Her Majesty regrets
When Martha Brockenbrough wrote to Elizabeth II to solicit the monarch’s opinion on the differences between British and American spelling, punctuation and grammar, she received a starchy reply from Buckingham Palace that “as a constitutional sovereign, Her Majesty’s position precludes her commenting on or giving her opinions on such matters.” *
It’s obviously fun to be the founder and chief panjandrum of the Society for the Promotion of Good Grammar, and further evidence can be found in the pages of Things That Make Us [sic], being published this month. She takes on the chairman of the board of Canada’s Maple Leafs team for their irresponsible plural, as well as assorted office-holders, celebrities, and others careless with the language.
The letters from SPOGG are the sugar that helps the medicine go down, because what Ms. Brockenbrough, the founder also of National Grammar Day,** has produced is, in plain fact, a compact manual of grammar and usage.
As such, it has a good deal of useful information in the prescriptive vein. Ill-informed presctiptivists should particularly consult Chapter 10, “Rules That Never Were, Are No More, and Should Be Broken,” which hammers at the split infinitive nonsense, the none-only-as-singular fallacy, and other shibboleths of usage.

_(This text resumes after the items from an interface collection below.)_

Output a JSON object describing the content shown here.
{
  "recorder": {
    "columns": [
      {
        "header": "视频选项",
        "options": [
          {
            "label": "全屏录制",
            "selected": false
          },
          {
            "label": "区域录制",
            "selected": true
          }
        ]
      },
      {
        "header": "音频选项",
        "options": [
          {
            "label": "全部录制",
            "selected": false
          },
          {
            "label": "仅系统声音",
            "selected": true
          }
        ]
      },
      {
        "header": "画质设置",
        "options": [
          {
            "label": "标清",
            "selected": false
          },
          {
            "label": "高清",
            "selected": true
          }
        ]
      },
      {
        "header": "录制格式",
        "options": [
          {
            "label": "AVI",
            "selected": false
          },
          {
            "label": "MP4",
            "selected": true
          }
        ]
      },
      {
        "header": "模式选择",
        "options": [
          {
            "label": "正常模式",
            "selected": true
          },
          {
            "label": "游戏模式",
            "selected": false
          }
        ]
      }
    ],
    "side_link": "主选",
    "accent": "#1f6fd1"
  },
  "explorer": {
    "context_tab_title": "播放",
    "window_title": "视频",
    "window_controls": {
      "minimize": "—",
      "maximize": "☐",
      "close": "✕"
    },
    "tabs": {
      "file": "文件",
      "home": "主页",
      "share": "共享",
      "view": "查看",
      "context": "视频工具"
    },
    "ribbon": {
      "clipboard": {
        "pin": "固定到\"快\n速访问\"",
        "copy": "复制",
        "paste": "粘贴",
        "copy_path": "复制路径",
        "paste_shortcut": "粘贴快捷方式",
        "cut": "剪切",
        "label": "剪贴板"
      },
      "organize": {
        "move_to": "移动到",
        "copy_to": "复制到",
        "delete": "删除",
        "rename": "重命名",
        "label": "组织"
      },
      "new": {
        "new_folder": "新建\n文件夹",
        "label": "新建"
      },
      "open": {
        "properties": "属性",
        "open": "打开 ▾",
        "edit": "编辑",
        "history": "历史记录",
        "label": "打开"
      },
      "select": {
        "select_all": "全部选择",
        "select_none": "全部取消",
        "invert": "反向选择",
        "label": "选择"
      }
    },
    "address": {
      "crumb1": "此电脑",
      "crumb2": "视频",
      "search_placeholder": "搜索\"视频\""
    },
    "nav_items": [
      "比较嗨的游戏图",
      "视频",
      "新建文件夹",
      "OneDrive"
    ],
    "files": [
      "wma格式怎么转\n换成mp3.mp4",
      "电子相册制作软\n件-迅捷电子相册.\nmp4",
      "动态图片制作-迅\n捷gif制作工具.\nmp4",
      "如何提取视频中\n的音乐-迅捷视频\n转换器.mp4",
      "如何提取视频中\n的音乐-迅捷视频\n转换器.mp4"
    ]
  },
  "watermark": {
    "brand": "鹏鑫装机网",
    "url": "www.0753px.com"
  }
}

You might enjoy the discovery of the list of Colonel McCormick’s idiosyncratic simplified spellings, which the Chicago Tribune held onto well into the mid-1970s. As to the mechanics, the usual lists of homonyms commonly confused, parts of speech, irregular verbs and other basics are well represented. Her advice is sensible.
This is a breezy book, and its approach is plainly aimed at reaching the non-specialist reader who would like to write more clearly and precisely. It also represents an effort to develop an informed prescriptivism, one that gives informed advice rather than arbitrary and unfounded decrees — she dismisses the nonsense about hopefully that mavendom carried on about in the 1980s.
If the breeziness — the SPOGGery — is not to your taste, you can skip over it to the substance. If you find it agreeable, then go ahead and take you medicine.
* What a pity, to have to pass up an opportunity for the monarchy to provide a useful service.
** A minor disclosure. Ms. Brockenbrough and I appeared on the Dan Rodricks show, Midday, on WYPR-FM last March 4 as part of the Grammar Day observances.